Look out for next week’s simple but Spermidine-rich recipe.
PS. We have very exciting news and a fabulous prize coming next week. Watch this space…
Dawn Hitchen says
I JUST LOVE YOUR KALE & COCOA WEBSITE with its regular POSTINGS …AND DELICIOUS, HEALTHY RECIPES!!!
I’m spreading the news about your fabulous and clear health information wherever I can!!
Annabel Abbs says
Thanks, Dawn. That’s very much appreciated!
Loved this post. Have you read The Diet Myth by Tim Spector? If not, I heartily recommend. In it he says the reason the French have a third less deaths from heart disease a year than the Brits is down to the microbes on their super aged, often unpasteurised (and insanely delicious) cheese. Apparently the rind is an extra rich source of good bacteria. Definitely a reason to eat more (good) cheese!
Emma Bardwell @eightypercentclean
Annabel Abbs says
Thanks for your comment, Emma. Yes, I’ve been reading a lot about the so-called ‘French paradox’ and I love Tim’s work. I’ll write about his views on rind as I haven’t covered that yet. I can’t help wondering if the American health aversion is because they’re thinking of Kraft cheese strings (!?). Bring back real cheese, I say…
I’m actually flabbergasted they’re allowed to call it cheese. It’s sacrelige!
Or even sacrilege…!
Annabel Abbs says
Indeed, I’m told its other name is ‘edible plastic’!
Another wonderful post, since I just love cheese. I must admit when I read an earlier post suggesting that to prevent Alzheimer’s we should cut out cheese, I was disappointed, but thought that I would take a chance and eat it anyway.
I am currently in Asia, but will return to spend some time in Australia later and the current bestseller there is a book by Maggie Beer called “Recipes for Life” which she wrote in collaboration with Professor Ralph Martins from Macquarie University in Sydney. Ralph Martins is researching into ways of preventing Alzheimer’s. Anyway, the point is that Maggie’s recipes do not preclude cheese.
Maggie has “written” a new food pyramid, but the bottom layer is not even a food, but is physical exercise, social interaction and brain work.
Looking forward to a cheesy recipe next week.
Annabel Abbs says
Thanks, Gaynor.

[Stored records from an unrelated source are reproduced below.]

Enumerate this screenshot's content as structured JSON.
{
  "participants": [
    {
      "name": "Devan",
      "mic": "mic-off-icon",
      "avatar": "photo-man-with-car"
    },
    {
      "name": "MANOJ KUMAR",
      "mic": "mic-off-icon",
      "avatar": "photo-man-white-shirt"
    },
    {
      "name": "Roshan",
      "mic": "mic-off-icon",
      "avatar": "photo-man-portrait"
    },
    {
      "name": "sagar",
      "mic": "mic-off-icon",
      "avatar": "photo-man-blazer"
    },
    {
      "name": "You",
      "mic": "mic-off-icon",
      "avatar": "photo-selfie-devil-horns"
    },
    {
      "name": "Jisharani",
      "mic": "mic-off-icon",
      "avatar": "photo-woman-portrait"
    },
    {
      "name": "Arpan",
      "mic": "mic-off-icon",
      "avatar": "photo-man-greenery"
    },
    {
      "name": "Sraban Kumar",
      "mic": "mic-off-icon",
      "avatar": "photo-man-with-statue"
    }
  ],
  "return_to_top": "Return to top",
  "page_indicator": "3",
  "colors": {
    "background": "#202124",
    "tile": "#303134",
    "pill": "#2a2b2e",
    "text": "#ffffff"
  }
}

Recipes for Life sounds great – I am going to see if it’s in the UK right now. The new food pyramid is correct, according to everything I’m reading. I recently read a book that suggested social interaction is the number one preventative. So thanks for the interaction! Enjoy Asia – lucky you…